Montana’s death penalty protocol is broken and last week’s court battle of medical experts proved that.

The trial last week wasn’t about whether we should be putting people to death in Montana, it was about how we administer death.

At issue is the barbiturate pentobarbital.  The State of Montana has turned to this drug in an effort to keep executing people after previous drugs have become unavailable. In lethal injections in Montana, the State first administers a drug to render the inmate unconscious, followed by a second, paralytic drug. Together, the two drugs are meant to stop the inmate from breathing and cause death by asphyxia.
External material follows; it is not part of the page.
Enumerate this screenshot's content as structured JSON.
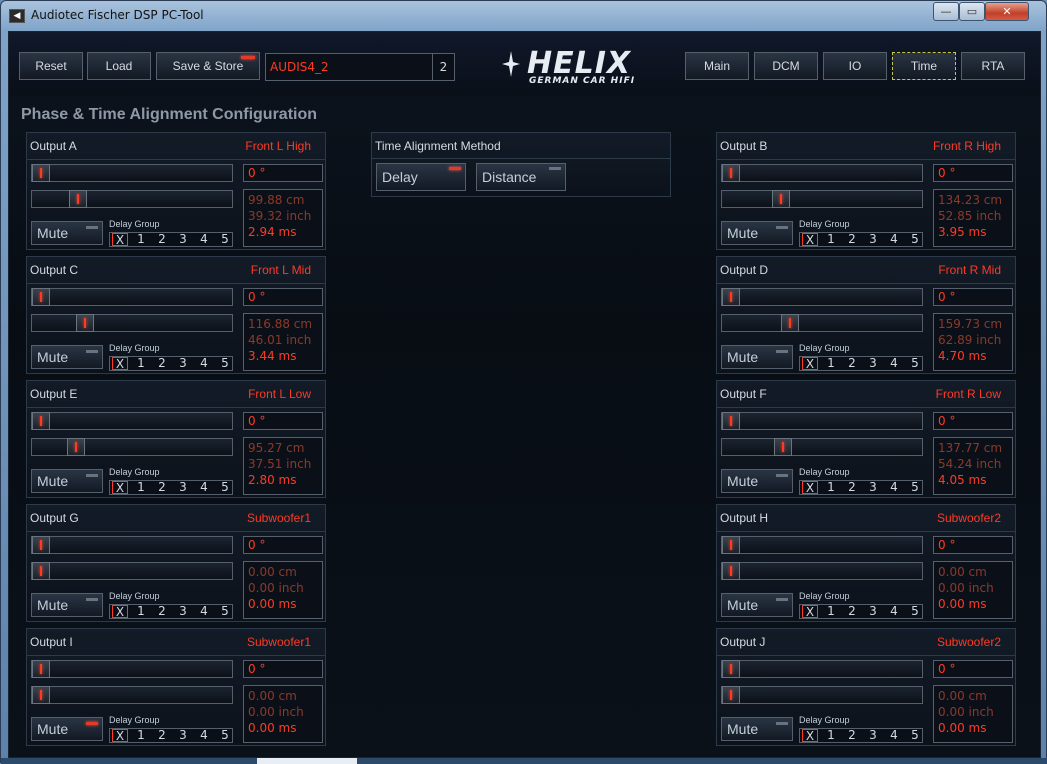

By Montana statute, lethal injections must use an “ultra-fast-acting barbiturate” to render the inmate unconscious.   When the State legislature passed the law in 1983, they did not define the term “ultra-fast acting.”  Thiopental, the drug used in lethal injections at the time, is no longer available in the U.S.  Pentobarbital was not used in executions in the United States until 2010.

In court on Wednesday, the ACLU’s expert, Dr. Mark Heath, testified that pentobarbital has never been considered an ultra-fast-acting barbiturate.  There are only three drugs that meet that definition, thiopental, methohexital, and thiamylal.  A board-certified anesthesiologist and a member of the faculty at Columbia University, Dr. Heath affirmed that pentobarbital is not and has never been used professionally to induce anesthesia in a conscious patient, and that it takes longer for the drug to take full effect compared to thiopental. "With thiopental, it's lights out," Dr. Heath said. "Whereas with pentobarbital, the prisoner continues to talk and increasingly slurs their words."

The state’s expert, Dr. Lee Evans, was unable to credibly assert that pentobarbital is  ultra-fast-acting. In fact, at trial Dr. Evans, admitted on cross-examination that he provided false information under oath on several occasions in this case, which he attributed to a "mistake of memory."  He also reluctantly acknowledged that he has provided this same false information under oath in recent death penalty cases in other states. On whether pentobarbital is an ultra-fast-acting barbiturate, the ACLU demonstrated that Dr. Evans' opinion in court was directly contrary to sworn testimony he has offered in other death penalty cases.  He is not a credible witness, certainly not the kind of witness a court should rely on in making decisions of life and death.
Local media surrounding this trial:

Judge hears arguments on Montana's lethal injection method (Missoulian)

Trial over execution drug begins in Helena (Missoulian)

Execution drug trial ends with witness credibility dispute (Missoulian)